Veon loses senior execs as chairman plans ‘a leaner HQ’

19 July 2018 | Alan Burkitt-Gray

Cover

Multinational mobile operator Veon, still without a CEO after Jean-Yves Charlier left in March, has appointed a group COO and simplified its structure.

All operating companies will now report to Kjell-Morten Johnsen, who was made acting COO on Charlier’s departure but is now confirmed in the role.

Amsterdam-based Veon, formerly VimpelCom, said it is creating “a leaner HQ with clear accountability” and added, perhaps hinting at further changes ahead: “This work is ongoing as Veon transitions to a more efficient operating model.”

Veon, now led by executive chairman Ursula Burns, said that to support its “increased focus on emerging markets with a simplified flatter structure”, all operating companies will report directly to Johnsen, a former Telenor executive who joined Veon in 2016.

The change means Aamir Hafeez Ibrahim has lost his role as head of emerging markets, but will remain as CEO of Jazz in Pakistan.

A few senior executives have decided to leave, including Christopher Schlaeffer, group chief commercial and digital officer, Mark MacGann, group chief corporate and public affairs officer, and Peter Chernyshov, previously head of Eurasia and CEO of Kyivstar in Ukraine.

Veon’s top management have fewer responsibilities because of the planned sale of its 50% interest in Italy’s Wind Tre joint venture.

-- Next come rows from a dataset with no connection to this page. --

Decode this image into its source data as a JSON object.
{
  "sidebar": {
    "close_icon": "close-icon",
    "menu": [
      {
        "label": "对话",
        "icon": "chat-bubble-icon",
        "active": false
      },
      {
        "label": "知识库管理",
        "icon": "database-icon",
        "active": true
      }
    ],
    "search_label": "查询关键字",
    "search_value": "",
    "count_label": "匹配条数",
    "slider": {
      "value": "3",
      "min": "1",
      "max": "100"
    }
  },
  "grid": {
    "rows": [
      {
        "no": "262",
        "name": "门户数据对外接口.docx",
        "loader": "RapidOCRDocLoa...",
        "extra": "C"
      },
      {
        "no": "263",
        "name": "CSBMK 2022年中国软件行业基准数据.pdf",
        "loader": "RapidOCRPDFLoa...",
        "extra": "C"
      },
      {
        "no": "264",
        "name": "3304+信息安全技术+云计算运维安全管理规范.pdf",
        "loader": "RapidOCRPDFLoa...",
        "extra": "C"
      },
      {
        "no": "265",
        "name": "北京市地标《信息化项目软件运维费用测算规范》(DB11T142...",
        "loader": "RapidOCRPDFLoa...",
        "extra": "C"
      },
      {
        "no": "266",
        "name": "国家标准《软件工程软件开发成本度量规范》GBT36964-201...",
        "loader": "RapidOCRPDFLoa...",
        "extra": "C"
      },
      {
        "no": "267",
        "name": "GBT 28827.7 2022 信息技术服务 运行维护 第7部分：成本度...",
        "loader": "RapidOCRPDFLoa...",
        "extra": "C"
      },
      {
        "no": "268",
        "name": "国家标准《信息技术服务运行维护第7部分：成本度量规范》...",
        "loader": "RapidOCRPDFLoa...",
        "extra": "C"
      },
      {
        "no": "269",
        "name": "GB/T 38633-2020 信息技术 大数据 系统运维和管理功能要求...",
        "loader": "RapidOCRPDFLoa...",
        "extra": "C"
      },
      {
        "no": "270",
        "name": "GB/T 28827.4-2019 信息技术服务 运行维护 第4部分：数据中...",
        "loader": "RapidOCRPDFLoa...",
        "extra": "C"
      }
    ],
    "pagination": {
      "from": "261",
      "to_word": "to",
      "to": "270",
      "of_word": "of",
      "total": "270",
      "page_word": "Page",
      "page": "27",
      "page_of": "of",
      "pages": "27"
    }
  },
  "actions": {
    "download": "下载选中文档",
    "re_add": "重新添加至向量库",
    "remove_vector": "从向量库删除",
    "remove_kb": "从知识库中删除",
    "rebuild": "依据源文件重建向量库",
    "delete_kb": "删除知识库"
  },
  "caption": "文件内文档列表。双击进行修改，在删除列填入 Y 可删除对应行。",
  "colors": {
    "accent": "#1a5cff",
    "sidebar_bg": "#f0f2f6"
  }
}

Two weeks ago it agreed to sell its share in the business to Hong Kong-based partner CK Hutchison for $2.87 billion. Italy was Veon’s last asset in western Europe, though Beeline and Kyivstar are significant businesses in Russia and a number of other CIS countries.

Veon is looking for a replacement for Schlaeffer and has added Kyivstar to the responsibilities of Aleksandr Komarov, CEO of Beeline Kazakhstan, though on an interim basis.

However, MacGann will not be replaced. “The position is not being filled and the teams will be integrated into different relevant functions,” said Veon.

Burns, who was CEO of Xerox from 2009 to 2016 and then chairman of Xerox’s board until last year, said in March that Charlier would help with the transition to a new CEO.

Today she made no mention of the continuing search for a CEO but said: “We are creating a new, more simple structure that will help our operating companies deliver the best services to customers and realise even greater value for shareholders.”

She added: “We look forward to providing more details of our progress on our priorities when we report our second quarter earnings in the coming weeks.”